The Voice of Hope is celebrating its five-year anniversary. Acquah is proud that in the past five years the station has never been sanctioned or suspended despite the tight control of the government over all forms of media.

“We are free to give out information on all subjects; we are not censored,” she said.

Voice of Hope is “confessional” radio, which means it evangelizes. But the station also has programming on legal problems, issues important to women, the environment, human rights and education and development. It also has programming for young people.

Beugre Franck Elisee produces a program on the importance of education for young girls.

“We bring hope to people and allow people to think about their future,” he said. “It is very wonderful to work for this radio, to bring life through Jesus Christ and talk about the wonderful things our God lets us have.”

The station began with five people, including Acquah, who had no experience with radio. The Côte d’Ivoire Conference collaborated with United Methodist Communications and the Texas Conference in launching the station, which was dedicated in March 2010.

“Today we can say we are the victims of the radio success,” she said laughing. Many come to the radio station asking for advice and requesting staff to address their organizations, she said.

“Each time I am in church services, people tell me, ‘I have a radio in my bedroom, one in living room, one in the kitchen and one in the bathroom — I listen to all the shows.’”

Acquah said the radio has also been the catalyst for conversions to Christ.

“Listeners come and see us and say, ‘I am Muslim, but I listen to your radio and I want to know about Jesus.’”

Acquah said those people are directed to pastors.

“In five years, we have had three cases of Muslim families who have joined The United Methodist Church.”

Beautiful adventure

Acquah produces a spiritual program based on her experiences.

“Life at my age has carried me in all directions and I want to share that experience. The program is inspired from my daily activities, my daily challenges.”

The Voice of Hope came at a point in Acquah’s life when she thought she was ready to retire.

“It has been a beautiful adventure. It was a turning point for my spiritual life … it is extraordinary.”

Donations can be made to this ministry through The United Methodist Advance #3020725.

Gilbert is a multimedia news reporter for United Methodist News Service. Contact her at (615) 742-5470 or [email protected]

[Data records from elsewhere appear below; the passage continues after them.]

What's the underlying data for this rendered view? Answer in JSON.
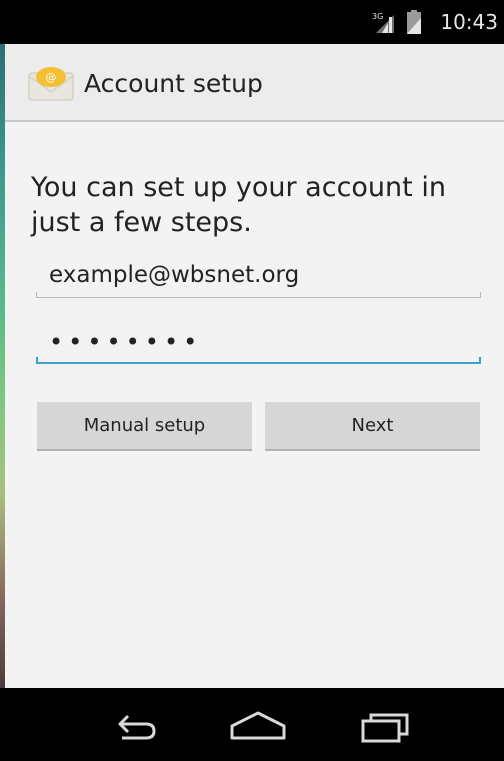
{
  "status_bar": {
    "network_type": "3G",
    "time": "10:43"
  },
  "action_bar": {
    "icon": "email-app-icon",
    "icon_glyph": "@",
    "title": "Account setup"
  },
  "content": {
    "intro": "You can set up your account in just a few steps.",
    "email": {
      "value": "example@wbsnet.org"
    },
    "password": {
      "value": "••••••••"
    },
    "buttons": {
      "manual_setup": "Manual setup",
      "next": "Next"
    }
  },
  "nav_bar": {
    "back_icon": "back-icon",
    "home_icon": "home-icon",
    "recent_icon": "recent-apps-icon"
  },
  "colors": {
    "accent": "#3aa0cf",
    "background": "#f3f3f3",
    "button": "#d6d6d6"
  }
}
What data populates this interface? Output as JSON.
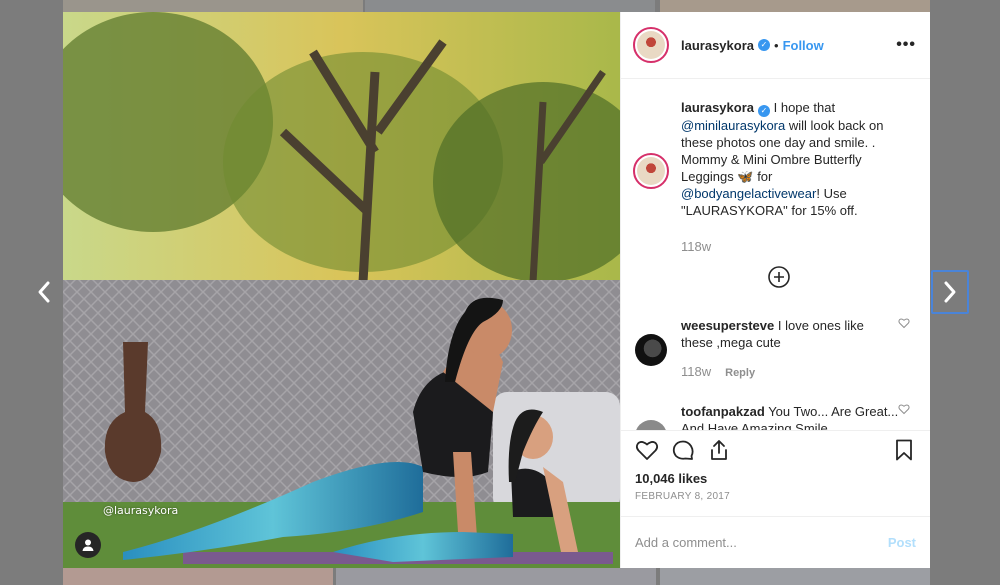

Like what you're reading? Support the ministry of UM News! Your support ensures the latest denominational news, dynamic stories and informative articles will continue to connect our global community. Make a tax-deductible donation at ResourceUMC.org/GiveUMCom.

Sign up for our newsletter!

UMNEWS-SUBSCRIPTION
Global Health
During consultations in Mabumbuza, Mozambique, mothers wait in line with their young children to receive medication at a mobile clinic led by The United Methodist Church in partnership with the Mozambique Ministry of Health. Photo by António Wilson, UM News.

United Methodist health partnership offers hope

Focusing on pregnant women and young children, church’s mobile clinic brigades serve isolated communities.
Disaster Relief
Flood survivors receive kits prepared by The United Methodist Church. Traces of mud left by the fury of the Cambambe-Dondo waters are visible. Photo by Orlando da Cruz, UM News.

United Methodists in Angola support flood survivors

Angola West Conference mobilizes to provide food and other relief as heavy rains destroy homes and other infrastructure.
Social Concerns
Demonstrators carry placards during a march against xenophobia in Johannesburg in 2015. Xenophobia — fear or hatred of strangers or foreigners — continues to be widespread in South Africa, where harassment and violence against African and Asian non-nationals are routine and sometimes lethal, according to Human Rights Watch. File photo by Mike Hutchings, Reuters.

Church takes on xenophobia in South Africa

In collaboration with the Council of Churches of South Africa, United Methodists are educating young people about xenophobic attacks and the meaning of being “foreign.”